The lady who conducted our home study had a relationship with the agency in Orlando trying to find a home. The agency called her and asked if she knew of anyone here in Atlanta who might consider adopting a week old African-American boy. She thought of us and told the agency she would call back and let them know our response. They waited on pins and needles. She called them back and said we were willing to talk.

Immediately, the lady working overtime for this boy called and talked with Judith. She said the birthmother was hoping for a family who were African-American or already had an African-American family member in it. The worker described him with detail. His looks, his personality, his large feet were all things that the short term foster care family, as well as she, had become so endeared to.

The words that every adoption worker knows are coming from many families came from me. “We would like to do this, but the fees are beyond what we can meet.” Adoption agencies raise money. They raise money so that the legal fees, the medical fees, the minimal salaries, and the large expenses can be minimized when these costs are passed on to the adoptive families.
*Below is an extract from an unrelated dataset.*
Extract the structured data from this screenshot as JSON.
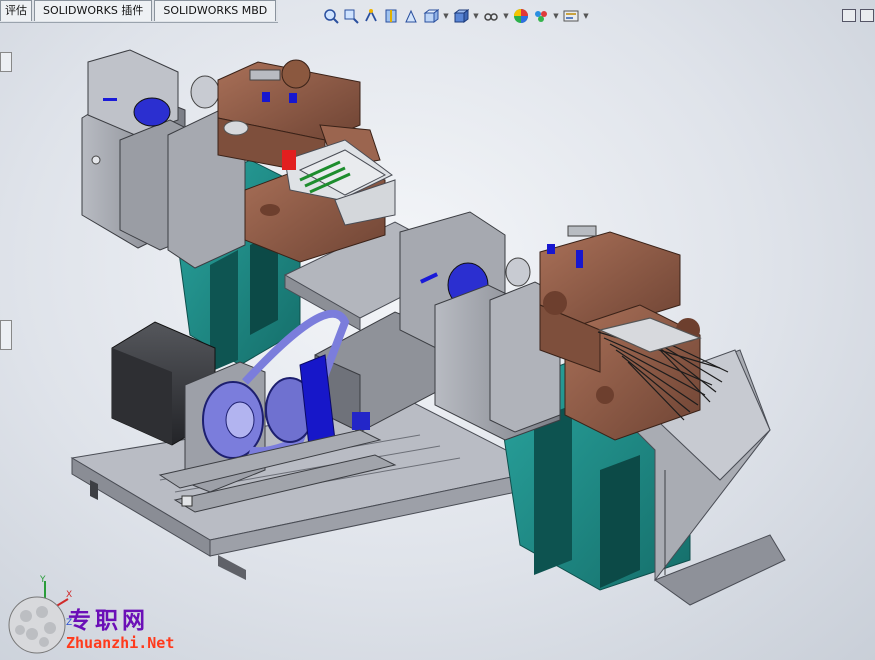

I gave her the maximum amount we could afford. It was truly our maximum. There was no bidding on either side. This was not a piece of jewelry we were trying to get at the lowest possible price while in the markets in Mexico. This was a child whom the agency and the adoptive family were trying to put into loving arms.
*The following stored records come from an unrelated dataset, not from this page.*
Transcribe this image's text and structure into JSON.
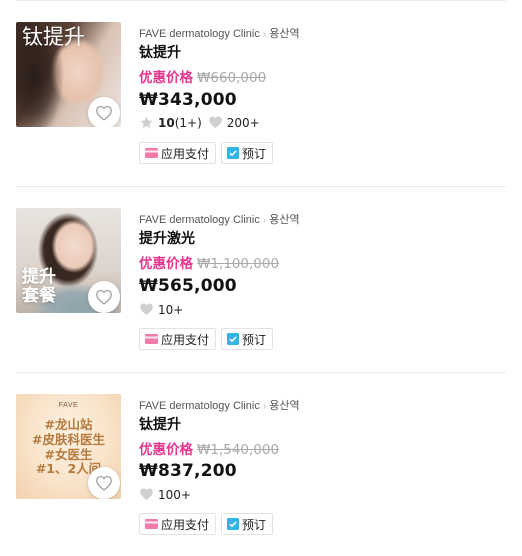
{
  "items": [
    {
      "clinic": "FAVE dermatology Clinic",
      "station": "용산역",
      "title": "钛提升",
      "promo_label": "优惠价格",
      "original_price": "₩660,000",
      "price": "₩343,000",
      "rating": "10",
      "rating_count": "(1+)",
      "likes": "200+",
      "thumb_text": "钛提升",
      "tags": [
        "应用支付",
        "预订"
      ]
    },
    {
      "clinic": "FAVE dermatology Clinic",
      "station": "용산역",
      "title": "提升激光",
      "promo_label": "优惠价格",
      "original_price": "₩1,100,000",
      "price": "₩565,000",
      "likes": "10+",
      "thumb_text": "提升\n套餐",
      "tags": [
        "应用支付",
        "预订"
      ]
    },
    {
      "clinic": "FAVE dermatology Clinic",
      "station": "용산역",
      "title": "钛提升",
      "promo_label": "优惠价格",
      "original_price": "₩1,540,000",
      "price": "₩837,200",
      "likes": "100+",
      "thumb_brand": "FAVE",
      "thumb_text": "#龙山站\n#皮肤科医生\n#女医生\n#1、2人间",
      "tags": [
        "应用支付",
        "预订"
      ]
    }
  ],
  "colors": {
    "promo": "#e8368f",
    "strike": "#aaaaaa",
    "pay_icon": "#f27ba8",
    "book_icon": "#2fb6e6"
  },
  "icons": {
    "heart": "heart-icon",
    "star": "star-icon",
    "pay": "card-icon",
    "book": "calendar-check-icon"
  }
}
The agency has to make money. If they lose money continuously, then they are forced out of the dream of taking care of orphans. Without money, they cannot do what they long to do. So the dilemma is how to place a boy into a home that wants him, without damaging future opportunities to bring more children into homes that want them.

The head of the agency and the staff in Orlando prayed and weighed the cost. They determined, in this case, the risk was worth taking. The loss to them was worth the gain to us. This cannot always happen. But this time it would happen. So on November 5, 2006 Judith and I left Dawson, Smyth, and Davis with their grandmother, drove to Orlando, gave the maximum amount we could give, and adopted our 4th son.

His name is Emerson. That is a family name on Judith’s side and the family name of our physical therapist that loved and pushed the twins to grow and develop. That name also represents all the therapists who worked with them. They all loved and pushed our boys.

The agency working in Africa gladly put everything on hold. We knew we would return to them one day soon. We knew we would eventually go to Ethiopia and adopt another son. In the Spring of 2008 we picked back up where we left off. They called to see if we were ready. The need had grown. Their hearts had grown. So they asked if we would consider two more boys instead of just one. Our response was, “Absolutely!”

It’s not just parents and orphans who long for adoption. Adoption agencies, therapists, social workers, and others all play a role in taking care of orphans in their distress. We are indebted more than we could ever pay. These people need money to continue; but, their real reward is in watching boys like Emerson take on last names like McNeely. They find a way to scrape by so that the barren will no longer be childless and the orphan will no longer be fatherless.